Mausoleum for Robert Koch. Source: RKI Mausoleum for Robert Koch. Source: RKI

Robert Koch died during a stay at a sanatorium in Baden-Baden on 27 Mai 1910. The urn containing his ashes was laid to rest in a specially constructed mausoleum at his institute on 4 December 1910.

Georg Gaffky, then director of the Royal Prussian Institute for Infectious Diseases, had written to the minister for "clerical, educational and medical matters" on June 4th 1910 that he wished to keep Koch’s ashes right there – since the institute had once been built for Robert Koch himself and been shaped by the researcher’s ideas.

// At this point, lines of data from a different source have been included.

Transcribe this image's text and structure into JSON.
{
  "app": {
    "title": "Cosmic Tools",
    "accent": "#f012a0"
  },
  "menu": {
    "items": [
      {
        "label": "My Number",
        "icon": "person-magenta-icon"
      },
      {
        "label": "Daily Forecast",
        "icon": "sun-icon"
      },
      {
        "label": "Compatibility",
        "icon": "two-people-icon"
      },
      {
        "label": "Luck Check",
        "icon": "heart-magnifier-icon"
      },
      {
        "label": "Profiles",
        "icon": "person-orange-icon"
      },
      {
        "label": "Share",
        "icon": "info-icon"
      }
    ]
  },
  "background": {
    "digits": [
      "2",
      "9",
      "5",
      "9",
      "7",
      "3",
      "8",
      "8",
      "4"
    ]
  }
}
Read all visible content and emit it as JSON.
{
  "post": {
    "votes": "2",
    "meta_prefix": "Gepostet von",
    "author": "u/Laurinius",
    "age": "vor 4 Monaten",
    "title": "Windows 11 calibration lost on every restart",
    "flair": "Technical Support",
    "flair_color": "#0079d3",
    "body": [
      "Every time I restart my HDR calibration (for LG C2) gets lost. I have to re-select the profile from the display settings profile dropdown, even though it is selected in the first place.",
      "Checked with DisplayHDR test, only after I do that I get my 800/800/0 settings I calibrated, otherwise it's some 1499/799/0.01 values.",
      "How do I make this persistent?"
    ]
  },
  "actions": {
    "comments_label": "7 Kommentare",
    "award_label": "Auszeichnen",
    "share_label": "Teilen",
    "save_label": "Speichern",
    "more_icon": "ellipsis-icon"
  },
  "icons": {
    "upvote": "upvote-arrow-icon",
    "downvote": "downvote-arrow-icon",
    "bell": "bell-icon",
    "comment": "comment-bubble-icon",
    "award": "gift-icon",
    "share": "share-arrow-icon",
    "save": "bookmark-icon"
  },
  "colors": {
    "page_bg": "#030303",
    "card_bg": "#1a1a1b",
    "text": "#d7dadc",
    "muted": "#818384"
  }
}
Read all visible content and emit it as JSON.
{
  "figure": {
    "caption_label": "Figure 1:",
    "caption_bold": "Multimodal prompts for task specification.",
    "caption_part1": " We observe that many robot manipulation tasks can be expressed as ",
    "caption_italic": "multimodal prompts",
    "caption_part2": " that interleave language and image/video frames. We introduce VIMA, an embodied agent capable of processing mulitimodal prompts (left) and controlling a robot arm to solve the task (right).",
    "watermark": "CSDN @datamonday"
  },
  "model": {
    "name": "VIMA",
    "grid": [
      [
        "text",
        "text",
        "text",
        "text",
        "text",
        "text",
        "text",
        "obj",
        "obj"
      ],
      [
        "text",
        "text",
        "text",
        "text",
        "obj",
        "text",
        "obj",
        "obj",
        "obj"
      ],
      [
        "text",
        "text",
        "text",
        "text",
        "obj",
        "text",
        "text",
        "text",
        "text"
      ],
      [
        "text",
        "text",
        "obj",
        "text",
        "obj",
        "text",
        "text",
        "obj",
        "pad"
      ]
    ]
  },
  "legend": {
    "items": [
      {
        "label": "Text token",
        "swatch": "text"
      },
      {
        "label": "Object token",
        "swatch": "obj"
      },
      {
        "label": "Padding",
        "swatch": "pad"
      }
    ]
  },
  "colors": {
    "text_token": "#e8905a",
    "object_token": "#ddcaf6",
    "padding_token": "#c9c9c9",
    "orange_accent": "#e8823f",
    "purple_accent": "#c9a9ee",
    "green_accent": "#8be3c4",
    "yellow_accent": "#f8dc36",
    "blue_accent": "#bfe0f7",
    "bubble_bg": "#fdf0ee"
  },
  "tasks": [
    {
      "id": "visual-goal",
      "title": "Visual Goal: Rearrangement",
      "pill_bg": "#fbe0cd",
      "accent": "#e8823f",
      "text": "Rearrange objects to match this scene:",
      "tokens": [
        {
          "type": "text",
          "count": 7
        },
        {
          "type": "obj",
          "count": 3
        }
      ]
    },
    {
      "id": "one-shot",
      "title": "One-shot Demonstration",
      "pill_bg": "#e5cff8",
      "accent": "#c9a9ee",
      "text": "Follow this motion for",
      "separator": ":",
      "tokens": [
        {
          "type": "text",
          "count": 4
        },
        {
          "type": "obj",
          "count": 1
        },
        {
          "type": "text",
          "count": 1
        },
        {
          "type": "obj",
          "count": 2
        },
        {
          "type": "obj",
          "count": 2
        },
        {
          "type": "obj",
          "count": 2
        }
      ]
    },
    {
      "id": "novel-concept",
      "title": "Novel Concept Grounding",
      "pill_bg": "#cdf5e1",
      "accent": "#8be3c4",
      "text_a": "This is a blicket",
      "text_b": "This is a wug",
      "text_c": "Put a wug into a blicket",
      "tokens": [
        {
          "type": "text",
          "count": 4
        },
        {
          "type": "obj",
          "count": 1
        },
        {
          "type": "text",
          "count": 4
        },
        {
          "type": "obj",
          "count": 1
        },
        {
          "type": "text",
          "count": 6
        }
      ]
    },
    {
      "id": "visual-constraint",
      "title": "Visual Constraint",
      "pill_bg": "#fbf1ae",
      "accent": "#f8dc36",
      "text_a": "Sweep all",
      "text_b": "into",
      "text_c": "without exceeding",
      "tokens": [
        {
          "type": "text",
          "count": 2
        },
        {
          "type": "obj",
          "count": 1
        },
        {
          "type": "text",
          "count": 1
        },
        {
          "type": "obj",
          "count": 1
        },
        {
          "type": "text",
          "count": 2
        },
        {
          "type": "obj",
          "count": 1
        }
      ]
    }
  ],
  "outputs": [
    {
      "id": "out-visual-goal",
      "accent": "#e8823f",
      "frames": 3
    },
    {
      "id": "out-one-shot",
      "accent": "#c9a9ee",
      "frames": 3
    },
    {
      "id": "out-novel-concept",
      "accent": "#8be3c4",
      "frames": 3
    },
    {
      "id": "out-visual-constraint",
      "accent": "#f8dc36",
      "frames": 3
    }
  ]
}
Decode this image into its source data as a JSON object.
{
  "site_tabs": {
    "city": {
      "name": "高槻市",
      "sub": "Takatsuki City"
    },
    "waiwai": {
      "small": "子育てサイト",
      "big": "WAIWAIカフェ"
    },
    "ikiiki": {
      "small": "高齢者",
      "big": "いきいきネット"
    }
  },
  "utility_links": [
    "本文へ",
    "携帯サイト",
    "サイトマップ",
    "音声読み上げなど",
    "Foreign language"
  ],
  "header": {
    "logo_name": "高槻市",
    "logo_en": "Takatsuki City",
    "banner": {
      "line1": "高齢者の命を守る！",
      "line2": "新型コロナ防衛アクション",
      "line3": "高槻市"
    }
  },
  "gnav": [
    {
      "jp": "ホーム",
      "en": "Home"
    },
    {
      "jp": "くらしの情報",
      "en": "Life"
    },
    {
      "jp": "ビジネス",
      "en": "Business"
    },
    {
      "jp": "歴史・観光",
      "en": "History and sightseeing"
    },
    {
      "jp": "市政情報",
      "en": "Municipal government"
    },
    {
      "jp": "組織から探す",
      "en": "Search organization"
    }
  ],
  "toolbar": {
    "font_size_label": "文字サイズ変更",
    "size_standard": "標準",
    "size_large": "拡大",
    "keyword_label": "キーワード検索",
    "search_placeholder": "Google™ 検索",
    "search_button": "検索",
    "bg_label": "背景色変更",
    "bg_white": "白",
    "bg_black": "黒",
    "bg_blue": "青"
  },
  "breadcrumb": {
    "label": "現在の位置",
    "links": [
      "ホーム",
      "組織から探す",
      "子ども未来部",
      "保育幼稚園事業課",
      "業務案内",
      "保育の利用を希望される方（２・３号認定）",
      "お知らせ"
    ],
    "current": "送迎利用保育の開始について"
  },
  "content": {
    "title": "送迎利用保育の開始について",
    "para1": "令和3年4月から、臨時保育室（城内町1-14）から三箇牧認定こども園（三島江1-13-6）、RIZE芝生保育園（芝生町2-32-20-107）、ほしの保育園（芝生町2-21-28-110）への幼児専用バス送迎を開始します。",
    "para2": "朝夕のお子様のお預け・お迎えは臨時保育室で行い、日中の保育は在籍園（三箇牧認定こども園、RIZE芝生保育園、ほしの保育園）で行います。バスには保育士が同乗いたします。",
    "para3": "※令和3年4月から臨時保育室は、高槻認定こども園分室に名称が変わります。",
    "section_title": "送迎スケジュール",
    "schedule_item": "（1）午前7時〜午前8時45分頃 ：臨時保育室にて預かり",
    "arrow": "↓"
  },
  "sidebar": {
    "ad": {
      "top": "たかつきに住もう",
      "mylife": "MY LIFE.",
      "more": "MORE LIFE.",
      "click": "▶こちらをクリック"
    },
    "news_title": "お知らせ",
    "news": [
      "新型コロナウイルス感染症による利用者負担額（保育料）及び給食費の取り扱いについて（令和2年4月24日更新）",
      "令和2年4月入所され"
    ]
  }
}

Opposite the auditorium, a large room was selected as his tomb and adorned with marble in various colours. In the west wall there is a white marble ledger with the relief portrait of Robert Koch which was fashioned by the Berlin sculptor Walter Schmarje. Below this, the bronze urn with his ashes rests in a niche sealed with a white marble slab. The eastside of the Mausoleum bears Robert Koch’s work and achievements. The mausoleum was financed by the staff of the institute, Robert Koch’s colleagues and friends.

Date: 06.12.2018